### Description of the task
Please count how many lines below contain the word "name" and reply with only that number.

####################

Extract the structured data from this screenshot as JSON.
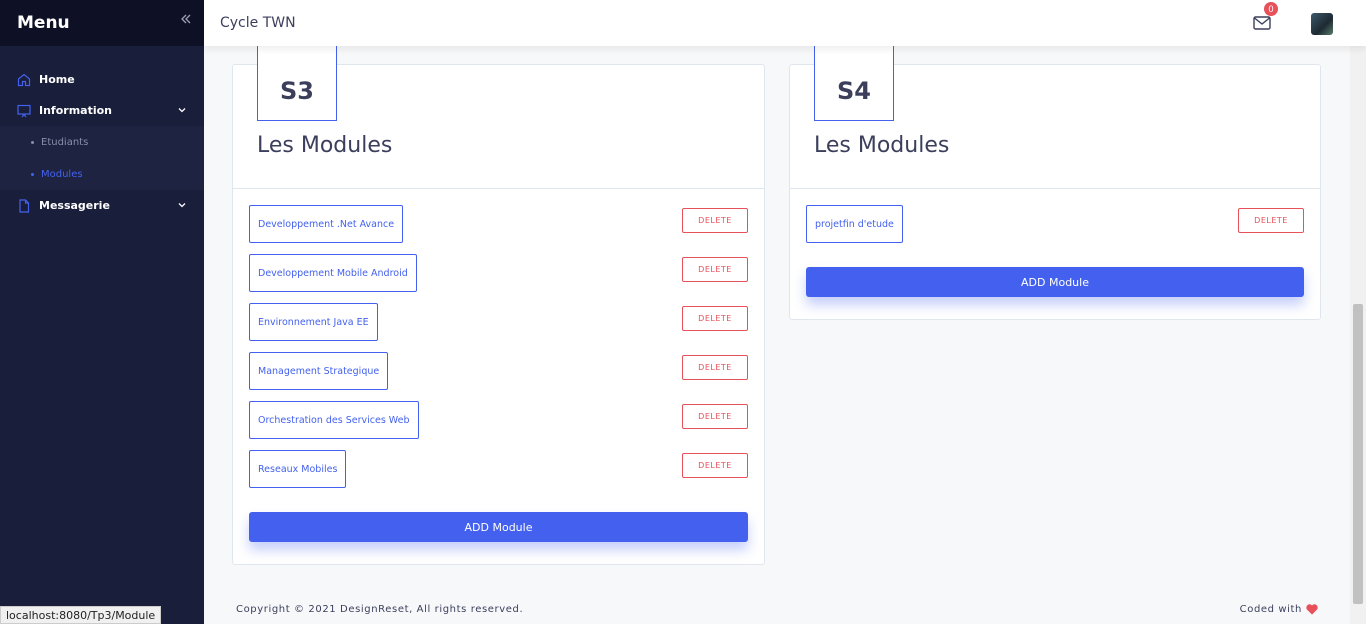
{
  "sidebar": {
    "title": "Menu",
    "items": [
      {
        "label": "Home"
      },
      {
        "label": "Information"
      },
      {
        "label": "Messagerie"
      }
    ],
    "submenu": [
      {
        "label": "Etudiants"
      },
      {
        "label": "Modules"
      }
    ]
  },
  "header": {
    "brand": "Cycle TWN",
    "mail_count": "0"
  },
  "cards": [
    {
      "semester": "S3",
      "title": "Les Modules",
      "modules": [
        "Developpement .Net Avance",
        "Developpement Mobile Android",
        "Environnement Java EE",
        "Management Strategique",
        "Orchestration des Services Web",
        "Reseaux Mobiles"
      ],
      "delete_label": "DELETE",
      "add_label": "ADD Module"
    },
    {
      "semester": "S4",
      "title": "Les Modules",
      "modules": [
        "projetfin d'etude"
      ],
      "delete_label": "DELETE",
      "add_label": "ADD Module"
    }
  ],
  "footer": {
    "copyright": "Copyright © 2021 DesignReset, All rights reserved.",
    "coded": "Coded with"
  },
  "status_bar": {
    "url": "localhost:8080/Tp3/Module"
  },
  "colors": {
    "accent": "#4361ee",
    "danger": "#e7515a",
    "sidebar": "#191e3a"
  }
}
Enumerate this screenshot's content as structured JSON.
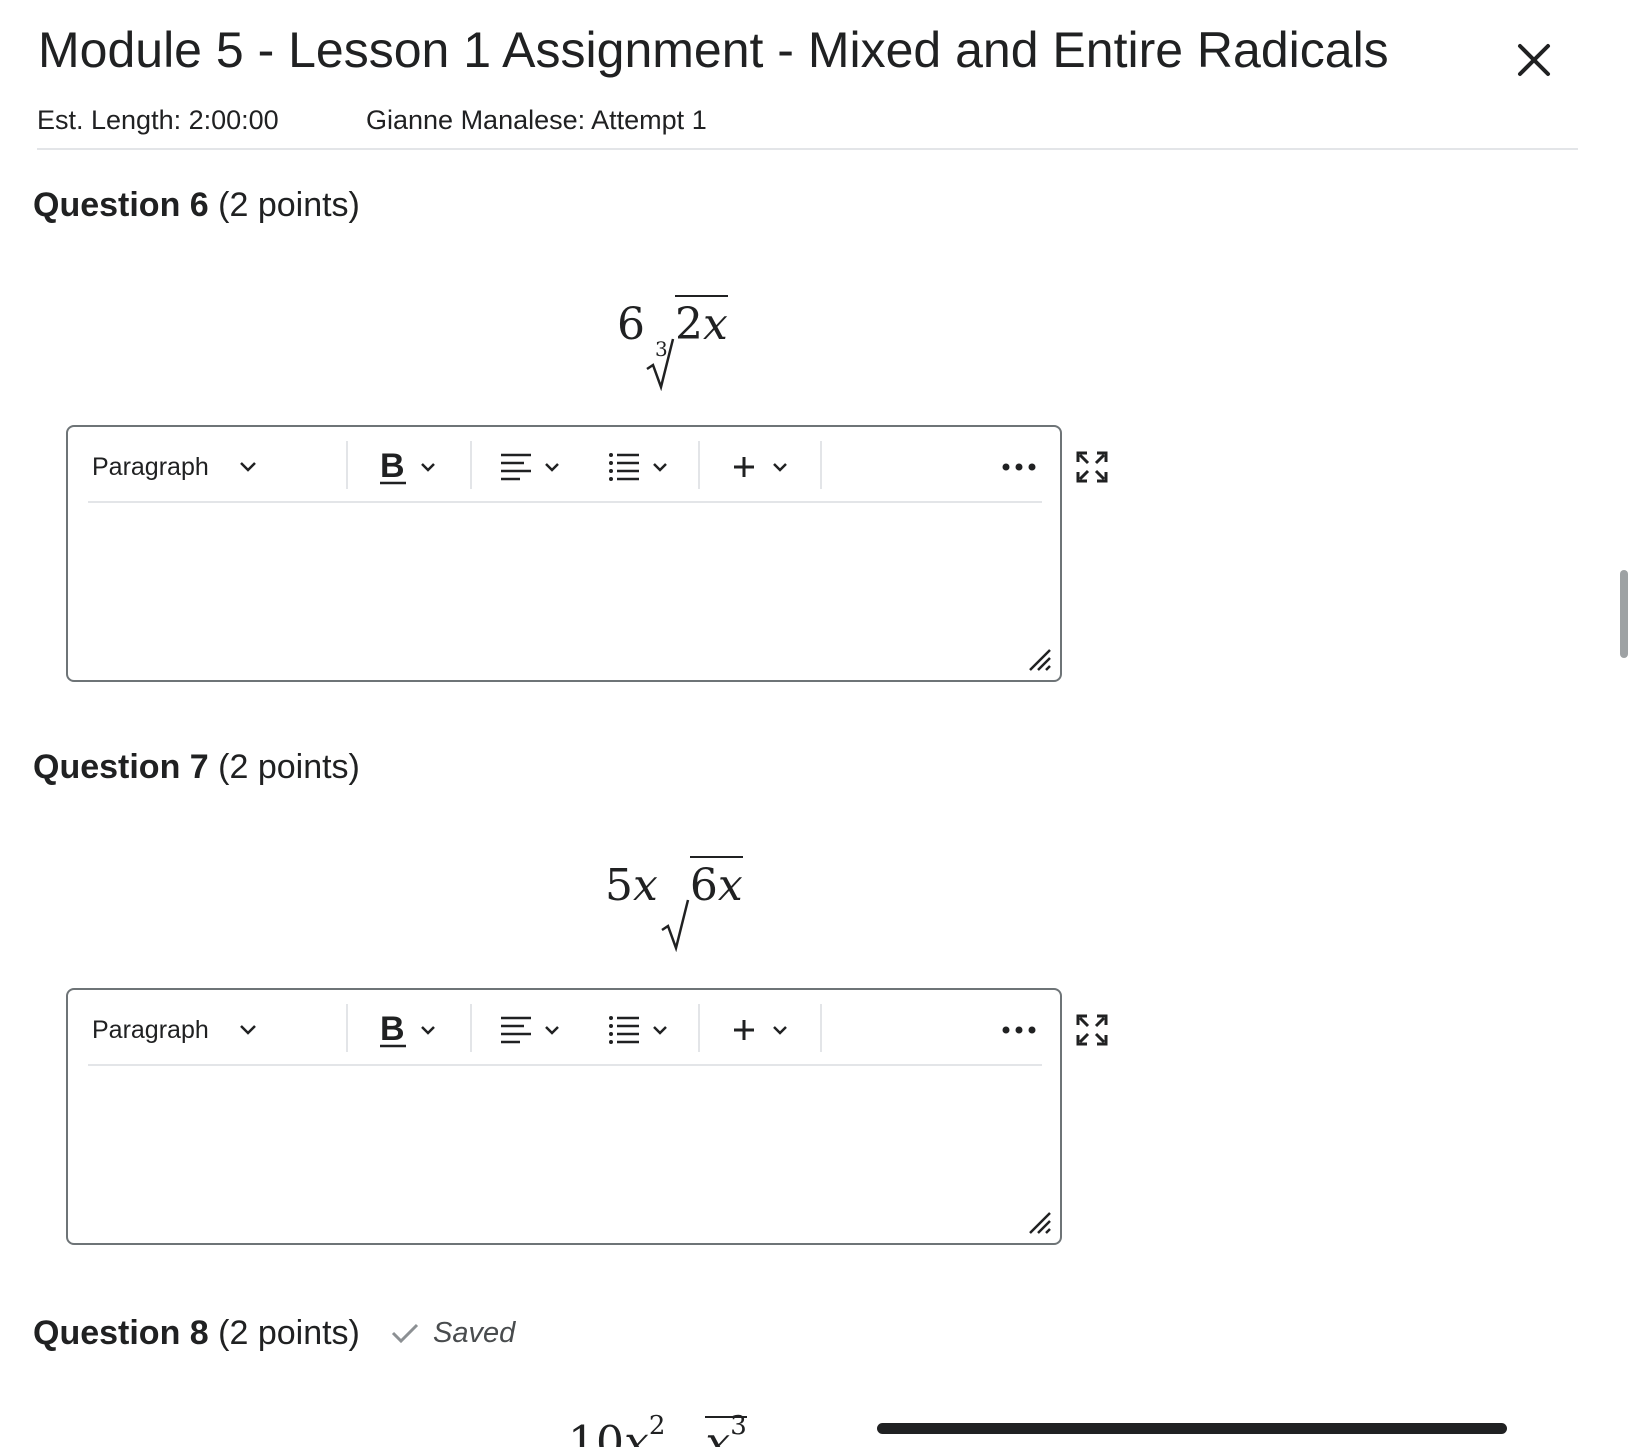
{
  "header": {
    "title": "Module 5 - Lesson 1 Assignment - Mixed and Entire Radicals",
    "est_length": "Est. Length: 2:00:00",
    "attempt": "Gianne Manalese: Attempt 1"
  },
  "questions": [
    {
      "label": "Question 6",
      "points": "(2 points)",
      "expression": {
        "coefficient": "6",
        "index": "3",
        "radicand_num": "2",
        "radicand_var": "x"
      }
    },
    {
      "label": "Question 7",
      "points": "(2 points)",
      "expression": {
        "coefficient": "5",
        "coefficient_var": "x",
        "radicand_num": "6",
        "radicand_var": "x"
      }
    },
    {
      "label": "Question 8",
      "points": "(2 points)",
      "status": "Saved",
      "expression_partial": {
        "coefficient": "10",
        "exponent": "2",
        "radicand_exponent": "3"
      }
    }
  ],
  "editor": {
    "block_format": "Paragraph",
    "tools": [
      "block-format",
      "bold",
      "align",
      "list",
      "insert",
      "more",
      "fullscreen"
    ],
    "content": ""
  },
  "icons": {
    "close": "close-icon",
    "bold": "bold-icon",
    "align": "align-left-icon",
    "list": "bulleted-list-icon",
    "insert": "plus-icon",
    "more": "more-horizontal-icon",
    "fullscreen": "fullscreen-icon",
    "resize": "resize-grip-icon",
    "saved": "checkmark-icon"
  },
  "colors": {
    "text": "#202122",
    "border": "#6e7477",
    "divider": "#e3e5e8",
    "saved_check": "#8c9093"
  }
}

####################

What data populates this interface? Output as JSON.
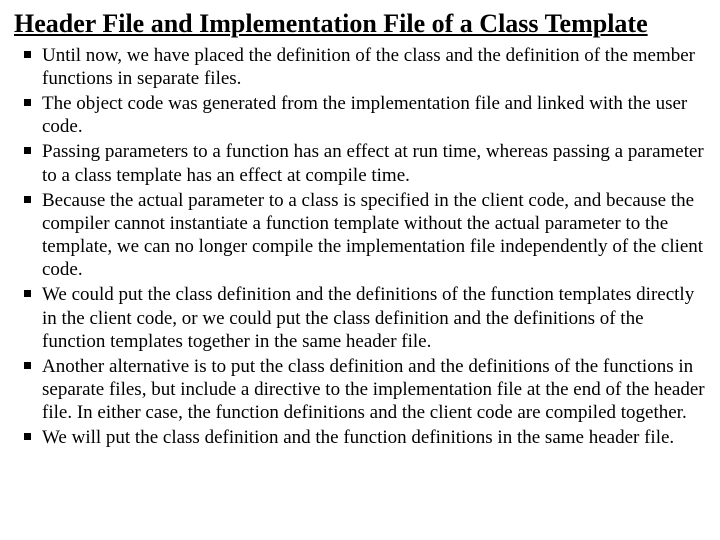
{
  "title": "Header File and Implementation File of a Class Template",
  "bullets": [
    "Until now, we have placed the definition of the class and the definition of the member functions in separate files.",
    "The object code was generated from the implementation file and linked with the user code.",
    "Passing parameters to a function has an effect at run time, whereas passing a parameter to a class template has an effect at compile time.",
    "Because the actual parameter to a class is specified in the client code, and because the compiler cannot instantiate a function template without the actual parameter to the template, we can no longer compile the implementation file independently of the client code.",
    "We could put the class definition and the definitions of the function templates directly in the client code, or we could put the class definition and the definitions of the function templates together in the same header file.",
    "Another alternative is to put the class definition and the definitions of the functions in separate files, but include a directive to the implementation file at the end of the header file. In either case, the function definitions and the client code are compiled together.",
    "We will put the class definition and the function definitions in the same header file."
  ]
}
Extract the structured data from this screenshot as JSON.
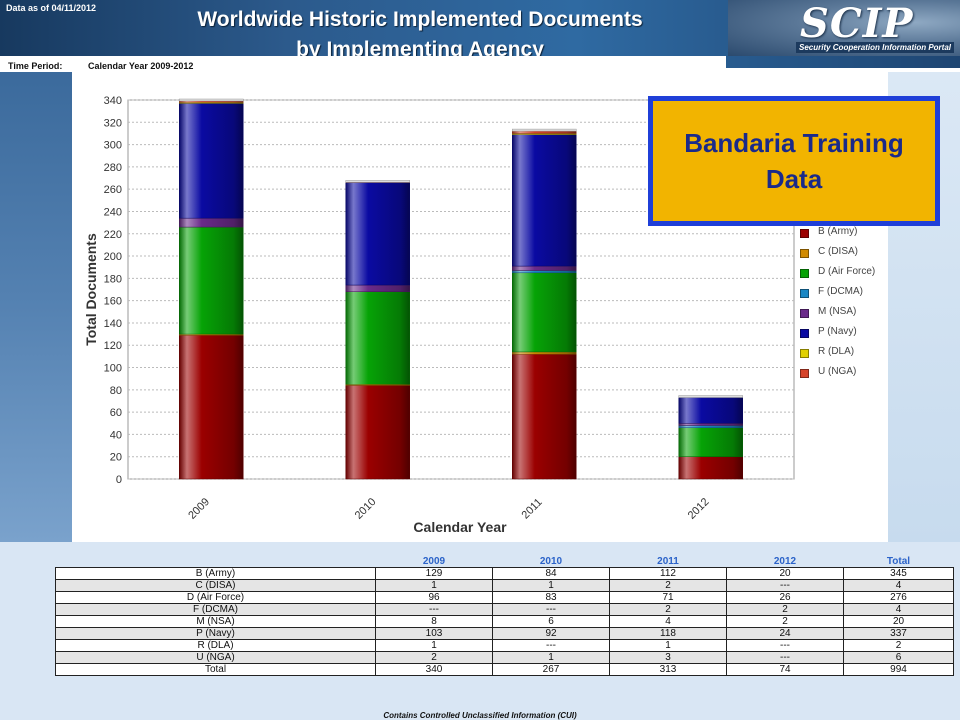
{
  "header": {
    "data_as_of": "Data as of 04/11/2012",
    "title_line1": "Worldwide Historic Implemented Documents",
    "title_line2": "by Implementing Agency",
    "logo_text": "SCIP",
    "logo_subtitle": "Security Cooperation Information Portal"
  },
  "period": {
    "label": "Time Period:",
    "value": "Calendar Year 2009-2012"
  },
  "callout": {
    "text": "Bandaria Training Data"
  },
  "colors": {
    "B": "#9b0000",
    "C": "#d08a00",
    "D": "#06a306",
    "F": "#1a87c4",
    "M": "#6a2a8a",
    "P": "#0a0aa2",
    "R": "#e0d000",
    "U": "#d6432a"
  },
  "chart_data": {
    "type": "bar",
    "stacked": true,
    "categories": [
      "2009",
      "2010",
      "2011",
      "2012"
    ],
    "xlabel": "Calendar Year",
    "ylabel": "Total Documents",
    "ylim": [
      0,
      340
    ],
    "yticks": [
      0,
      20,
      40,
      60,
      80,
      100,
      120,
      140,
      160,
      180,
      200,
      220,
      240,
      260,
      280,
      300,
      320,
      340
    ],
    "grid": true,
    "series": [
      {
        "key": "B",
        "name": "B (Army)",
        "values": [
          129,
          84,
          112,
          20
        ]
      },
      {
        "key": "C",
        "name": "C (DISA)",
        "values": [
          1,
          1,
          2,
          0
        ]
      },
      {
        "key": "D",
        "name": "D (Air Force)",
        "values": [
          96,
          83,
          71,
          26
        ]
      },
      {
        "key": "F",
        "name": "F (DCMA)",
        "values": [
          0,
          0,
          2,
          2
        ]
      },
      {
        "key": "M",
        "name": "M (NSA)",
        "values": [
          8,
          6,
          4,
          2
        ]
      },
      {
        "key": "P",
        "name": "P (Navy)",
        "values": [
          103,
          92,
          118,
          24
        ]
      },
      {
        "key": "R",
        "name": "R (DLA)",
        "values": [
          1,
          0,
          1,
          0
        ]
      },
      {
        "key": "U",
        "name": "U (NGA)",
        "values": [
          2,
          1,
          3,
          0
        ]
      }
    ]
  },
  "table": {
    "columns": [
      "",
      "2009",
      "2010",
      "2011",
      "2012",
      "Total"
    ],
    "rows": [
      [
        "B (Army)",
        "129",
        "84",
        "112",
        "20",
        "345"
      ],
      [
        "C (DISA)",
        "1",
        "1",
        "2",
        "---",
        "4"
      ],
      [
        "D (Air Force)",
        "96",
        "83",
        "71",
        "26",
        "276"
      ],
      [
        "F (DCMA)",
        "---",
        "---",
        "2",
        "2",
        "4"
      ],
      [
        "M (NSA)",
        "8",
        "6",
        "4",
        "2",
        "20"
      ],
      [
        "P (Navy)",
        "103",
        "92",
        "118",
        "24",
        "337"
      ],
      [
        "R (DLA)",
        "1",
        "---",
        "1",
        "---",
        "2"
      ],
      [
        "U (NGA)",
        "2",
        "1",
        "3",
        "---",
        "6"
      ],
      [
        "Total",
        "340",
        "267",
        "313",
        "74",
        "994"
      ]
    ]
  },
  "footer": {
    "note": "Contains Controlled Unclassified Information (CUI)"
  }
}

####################

### Worked solution
8